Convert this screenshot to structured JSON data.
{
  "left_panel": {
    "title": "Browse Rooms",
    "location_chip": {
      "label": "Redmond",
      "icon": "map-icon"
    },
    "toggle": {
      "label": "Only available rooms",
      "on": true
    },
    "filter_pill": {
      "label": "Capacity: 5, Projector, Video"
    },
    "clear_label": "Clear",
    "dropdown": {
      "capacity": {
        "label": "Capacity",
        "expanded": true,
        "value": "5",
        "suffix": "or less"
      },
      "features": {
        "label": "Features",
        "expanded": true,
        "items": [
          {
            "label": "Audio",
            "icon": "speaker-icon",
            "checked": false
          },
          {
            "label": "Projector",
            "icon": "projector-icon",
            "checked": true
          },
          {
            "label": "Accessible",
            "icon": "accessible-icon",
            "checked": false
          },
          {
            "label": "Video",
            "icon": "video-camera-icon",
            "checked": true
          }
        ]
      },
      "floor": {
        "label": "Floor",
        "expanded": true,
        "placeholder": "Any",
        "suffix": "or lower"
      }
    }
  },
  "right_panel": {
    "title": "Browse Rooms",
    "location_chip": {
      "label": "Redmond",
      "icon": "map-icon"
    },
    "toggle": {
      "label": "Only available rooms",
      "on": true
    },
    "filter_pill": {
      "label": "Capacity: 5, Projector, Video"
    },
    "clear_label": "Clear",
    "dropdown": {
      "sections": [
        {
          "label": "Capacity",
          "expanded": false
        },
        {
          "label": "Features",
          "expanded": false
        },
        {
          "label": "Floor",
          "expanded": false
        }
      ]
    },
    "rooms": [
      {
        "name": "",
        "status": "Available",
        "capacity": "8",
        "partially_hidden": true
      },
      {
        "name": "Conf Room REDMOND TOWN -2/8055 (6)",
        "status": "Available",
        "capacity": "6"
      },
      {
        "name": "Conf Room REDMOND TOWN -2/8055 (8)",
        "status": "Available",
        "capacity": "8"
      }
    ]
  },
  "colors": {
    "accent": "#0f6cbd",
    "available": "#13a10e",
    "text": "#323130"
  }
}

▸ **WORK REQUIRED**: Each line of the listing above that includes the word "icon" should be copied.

▸ **EXERCISE ANSWER**:
      "icon": "map-icon"
            "icon": "speaker-icon",
            "icon": "projector-icon",
            "icon": "accessible-icon",
            "icon": "video-camera-icon",
      "icon": "map-icon"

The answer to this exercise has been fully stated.